- The Door in the Wall by Marguerite de Angeli – about a boy’s struggles for survival in plague-ridden London during medieval times, and finally –
- The Children of the New Forest by Frederick Maryat – about the fortunes of the Beverley children who are orphaned during the 1640s during the English Civil war – very exciting and one of my childhood favourites
They are all available on Kindle and very reasonably priced – so see if you can read at least one of them and let me know what you think.
I’m also attaching a Challenge_booklet full of fun activities for you to have a go at (once your lessons are finished and you’ve helped with the housework of course!). It’s really aimed at U3/L4 pupils but older children could use it with younger brothers and sisters (this will earn you brownie points from mum and dad).
Finally, my poem for the day is: ‘If’ by Rudyard Kipling (My U6 will be able to tell you all about Mr Kipling as they are studying a play called ‘My Boy Jack’ which is based on Kipling’s life. You may know that Kipling wrote The Jungle Book too. His only son, Jack, had very poor eyesight, but Kipling used his literary fame and influence to get him enlisted in the Irish Guards as an officer. Unfortunately, Jack was killed during the battle of Loos in 1915 shortly before his 18th birthday. Kipling spent the rest of his life mourning his son’s death and this poem was written for Jack in happier times: I’m dedicating it to all of you as the message in the poem is very much geared to young people and what can be achieved if you have the right mindset and determination to believe in yourselves:
Stay safe, look after yourselves and each other, look after mum and dad and don’t forget to tidy your room and fill the dishwasher now and again.

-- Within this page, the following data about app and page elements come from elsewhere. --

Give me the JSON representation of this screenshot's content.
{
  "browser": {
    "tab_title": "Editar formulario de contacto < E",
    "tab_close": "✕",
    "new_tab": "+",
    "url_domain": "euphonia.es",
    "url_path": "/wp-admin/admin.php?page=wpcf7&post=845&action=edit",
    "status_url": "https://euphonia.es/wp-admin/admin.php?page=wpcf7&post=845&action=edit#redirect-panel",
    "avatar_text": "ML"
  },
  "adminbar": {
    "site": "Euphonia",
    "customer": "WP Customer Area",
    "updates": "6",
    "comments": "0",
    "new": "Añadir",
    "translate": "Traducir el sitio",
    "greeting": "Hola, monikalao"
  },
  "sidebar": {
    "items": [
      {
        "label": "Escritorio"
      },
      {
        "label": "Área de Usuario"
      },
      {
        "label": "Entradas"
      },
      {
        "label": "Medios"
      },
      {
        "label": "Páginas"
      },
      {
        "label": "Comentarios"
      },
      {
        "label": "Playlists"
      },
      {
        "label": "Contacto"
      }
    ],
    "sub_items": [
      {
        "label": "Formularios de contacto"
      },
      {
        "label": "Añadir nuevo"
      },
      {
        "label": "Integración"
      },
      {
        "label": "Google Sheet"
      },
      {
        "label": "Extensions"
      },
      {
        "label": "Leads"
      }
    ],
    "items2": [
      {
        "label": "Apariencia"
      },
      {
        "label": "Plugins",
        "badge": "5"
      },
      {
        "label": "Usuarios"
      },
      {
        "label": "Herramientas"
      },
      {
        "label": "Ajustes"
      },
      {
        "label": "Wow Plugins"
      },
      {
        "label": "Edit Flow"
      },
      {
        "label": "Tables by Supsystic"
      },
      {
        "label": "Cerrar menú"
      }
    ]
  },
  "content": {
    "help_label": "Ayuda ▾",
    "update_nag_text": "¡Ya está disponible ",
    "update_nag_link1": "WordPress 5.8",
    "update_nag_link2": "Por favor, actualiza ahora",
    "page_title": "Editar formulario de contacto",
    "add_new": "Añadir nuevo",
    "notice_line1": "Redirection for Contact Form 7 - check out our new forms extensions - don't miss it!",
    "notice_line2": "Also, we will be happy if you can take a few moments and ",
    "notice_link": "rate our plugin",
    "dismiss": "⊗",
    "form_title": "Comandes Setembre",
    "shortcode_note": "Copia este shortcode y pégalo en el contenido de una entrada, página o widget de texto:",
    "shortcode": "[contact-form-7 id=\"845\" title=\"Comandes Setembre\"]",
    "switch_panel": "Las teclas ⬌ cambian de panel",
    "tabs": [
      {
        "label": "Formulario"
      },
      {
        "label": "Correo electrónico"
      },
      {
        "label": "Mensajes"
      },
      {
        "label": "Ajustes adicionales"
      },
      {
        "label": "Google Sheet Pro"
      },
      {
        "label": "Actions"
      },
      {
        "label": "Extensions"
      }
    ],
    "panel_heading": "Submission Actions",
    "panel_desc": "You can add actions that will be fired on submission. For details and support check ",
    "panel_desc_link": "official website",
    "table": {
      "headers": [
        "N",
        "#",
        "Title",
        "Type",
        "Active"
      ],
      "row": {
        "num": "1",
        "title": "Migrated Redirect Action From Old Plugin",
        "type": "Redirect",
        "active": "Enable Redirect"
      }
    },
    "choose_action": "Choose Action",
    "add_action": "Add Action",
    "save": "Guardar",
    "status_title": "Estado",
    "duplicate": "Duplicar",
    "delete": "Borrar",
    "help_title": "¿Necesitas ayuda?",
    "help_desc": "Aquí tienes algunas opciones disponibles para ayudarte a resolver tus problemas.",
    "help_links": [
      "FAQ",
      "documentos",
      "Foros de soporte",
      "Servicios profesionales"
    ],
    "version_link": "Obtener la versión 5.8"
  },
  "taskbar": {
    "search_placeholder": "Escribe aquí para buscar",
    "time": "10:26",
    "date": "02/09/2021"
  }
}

Finally, don’t forget how special, strong and brave you all are and how much we all miss you.
Love and best wishes,